▶ _EXERCISE BRIEF_:
Drop all images and give the records again exactly.

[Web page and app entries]
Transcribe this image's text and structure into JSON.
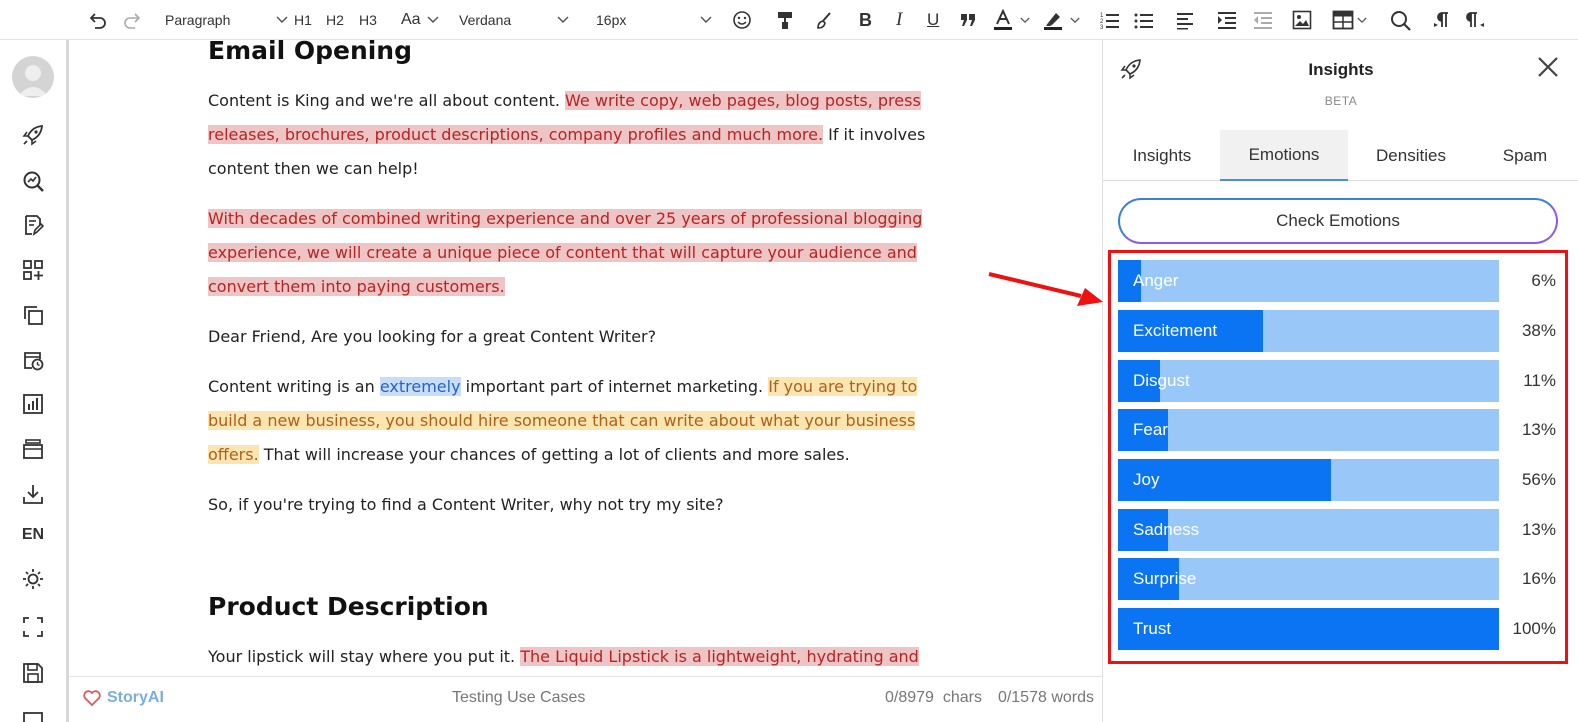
{
  "toolbar": {
    "block_format": "Paragraph",
    "h1": "H1",
    "h2": "H2",
    "h3": "H3",
    "text_case": "Aa",
    "font_family": "Verdana",
    "font_size": "16px"
  },
  "sidebar": {
    "language": "EN"
  },
  "document": {
    "heading1": "Email Opening",
    "p1": {
      "normal1": "Content is King and we're all about content. ",
      "hl1": "We write copy, web pages, blog posts, press releases, brochures, product descriptions, company profiles and much more.",
      "normal2": " If it involves content then we can help!"
    },
    "p2": {
      "hl1": "With decades of combined writing experience and over 25 years of professional blogging experience, we will create a unique piece of content that will capture your audience and convert them into paying customers."
    },
    "p3": {
      "normal1": "Dear Friend, Are you looking for a great Content Writer?"
    },
    "p4": {
      "normal1": "Content writing is an ",
      "hl_blue": "extremely",
      "normal2": " important part of internet marketing. ",
      "hl_yellow": "If you are trying to build a new business, you should hire someone that can write about what your business offers.",
      "normal3": " That will increase your chances of getting a lot of clients and more sales."
    },
    "p5": {
      "normal1": "So, if you're trying to find a Content Writer, why not try my site?"
    },
    "heading2": "Product Description",
    "p6": {
      "normal1": "Your lipstick will stay where you put it. ",
      "hl1": "The Liquid Lipstick is a lightweight, hydrating and"
    }
  },
  "statusbar": {
    "brand": "StoryAI",
    "doc_name": "Testing Use Cases",
    "chars": "0/8979  chars",
    "words": "0/1578 words"
  },
  "panel": {
    "title": "Insights",
    "subtitle": "BETA",
    "tabs": [
      "Insights",
      "Emotions",
      "Densities",
      "Spam"
    ],
    "active_tab": "Emotions",
    "check_button": "Check Emotions",
    "emotions": [
      {
        "name": "Anger",
        "percent": 6,
        "label": "6%"
      },
      {
        "name": "Excitement",
        "percent": 38,
        "label": "38%"
      },
      {
        "name": "Disgust",
        "percent": 11,
        "label": "11%"
      },
      {
        "name": "Fear",
        "percent": 13,
        "label": "13%"
      },
      {
        "name": "Joy",
        "percent": 56,
        "label": "56%"
      },
      {
        "name": "Sadness",
        "percent": 13,
        "label": "13%"
      },
      {
        "name": "Surprise",
        "percent": 16,
        "label": "16%"
      },
      {
        "name": "Trust",
        "percent": 100,
        "label": "100%"
      }
    ]
  },
  "colors": {
    "bar_fill": "#0a74f2",
    "bar_track": "#99c8f8",
    "highlight_box": "#ee1111",
    "highlight_red": "#efc4c4",
    "highlight_yellow": "#fbe5b0",
    "brand": "#7aaede"
  },
  "icons": {
    "toolbar": [
      "undo-icon",
      "redo-icon",
      "emoji-icon",
      "format-painter-icon",
      "clear-format-icon",
      "bold-icon",
      "italic-icon",
      "underline-icon",
      "quote-icon",
      "font-color-icon",
      "highlight-icon",
      "ordered-list-icon",
      "bullet-list-icon",
      "align-left-icon",
      "indent-icon",
      "outdent-icon",
      "image-icon",
      "table-icon",
      "search-icon",
      "ltr-icon",
      "rtl-icon"
    ],
    "sidebar": [
      "rocket-icon",
      "seo-search-icon",
      "edit-doc-icon",
      "apps-icon",
      "copy-icon",
      "schedule-icon",
      "chart-icon",
      "archive-icon",
      "download-icon",
      "brightness-icon",
      "fullscreen-icon",
      "save-icon"
    ]
  }
}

▶ _EXERCISE ANSWER_:
Transcribe this image's text and structure into JSON.
{
  "toolbar": {
    "block_format": "Paragraph",
    "h1": "H1",
    "h2": "H2",
    "h3": "H3",
    "text_case": "Aa",
    "font_family": "Verdana",
    "font_size": "16px"
  },
  "sidebar": {
    "language": "EN"
  },
  "document": {
    "heading1": "Email Opening",
    "p1": {
      "normal1": "Content is King and we're all about content. ",
      "hl1": "We write copy, web pages, blog posts, press releases, brochures, product descriptions, company profiles and much more.",
      "normal2": " If it involves content then we can help!"
    },
    "p2": {
      "hl1": "With decades of combined writing experience and over 25 years of professional blogging experience, we will create a unique piece of content that will capture your audience and convert them into paying customers."
    },
    "p3": {
      "normal1": "Dear Friend, Are you looking for a great Content Writer?"
    },
    "p4": {
      "normal1": "Content writing is an ",
      "hl_blue": "extremely",
      "normal2": " important part of internet marketing. ",
      "hl_yellow": "If you are trying to build a new business, you should hire someone that can write about what your business offers.",
      "normal3": " That will increase your chances of getting a lot of clients and more sales."
    },
    "p5": {
      "normal1": "So, if you're trying to find a Content Writer, why not try my site?"
    },
    "heading2": "Product Description",
    "p6": {
      "normal1": "Your lipstick will stay where you put it. ",
      "hl1": "The Liquid Lipstick is a lightweight, hydrating and"
    }
  },
  "statusbar": {
    "brand": "StoryAI",
    "doc_name": "Testing Use Cases",
    "chars": "0/8979  chars",
    "words": "0/1578 words"
  },
  "panel": {
    "title": "Insights",
    "subtitle": "BETA",
    "tabs": [
      "Insights",
      "Emotions",
      "Densities",
      "Spam"
    ],
    "active_tab": "Emotions",
    "check_button": "Check Emotions",
    "emotions": [
      {
        "name": "Anger",
        "percent": 6,
        "label": "6%"
      },
      {
        "name": "Excitement",
        "percent": 38,
        "label": "38%"
      },
      {
        "name": "Disgust",
        "percent": 11,
        "label": "11%"
      },
      {
        "name": "Fear",
        "percent": 13,
        "label": "13%"
      },
      {
        "name": "Joy",
        "percent": 56,
        "label": "56%"
      },
      {
        "name": "Sadness",
        "percent": 13,
        "label": "13%"
      },
      {
        "name": "Surprise",
        "percent": 16,
        "label": "16%"
      },
      {
        "name": "Trust",
        "percent": 100,
        "label": "100%"
      }
    ]
  },
  "colors": {
    "bar_fill": "#0a74f2",
    "bar_track": "#99c8f8",
    "highlight_box": "#ee1111",
    "highlight_red": "#efc4c4",
    "highlight_yellow": "#fbe5b0",
    "brand": "#7aaede"
  },
  "icons": {
    "toolbar": [
      "undo-icon",
      "redo-icon",
      "emoji-icon",
      "format-painter-icon",
      "clear-format-icon",
      "bold-icon",
      "italic-icon",
      "underline-icon",
      "quote-icon",
      "font-color-icon",
      "highlight-icon",
      "ordered-list-icon",
      "bullet-list-icon",
      "align-left-icon",
      "indent-icon",
      "outdent-icon",
      "image-icon",
      "table-icon",
      "search-icon",
      "ltr-icon",
      "rtl-icon"
    ],
    "sidebar": [
      "rocket-icon",
      "seo-search-icon",
      "edit-doc-icon",
      "apps-icon",
      "copy-icon",
      "schedule-icon",
      "chart-icon",
      "archive-icon",
      "download-icon",
      "brightness-icon",
      "fullscreen-icon",
      "save-icon"
    ]
  }
}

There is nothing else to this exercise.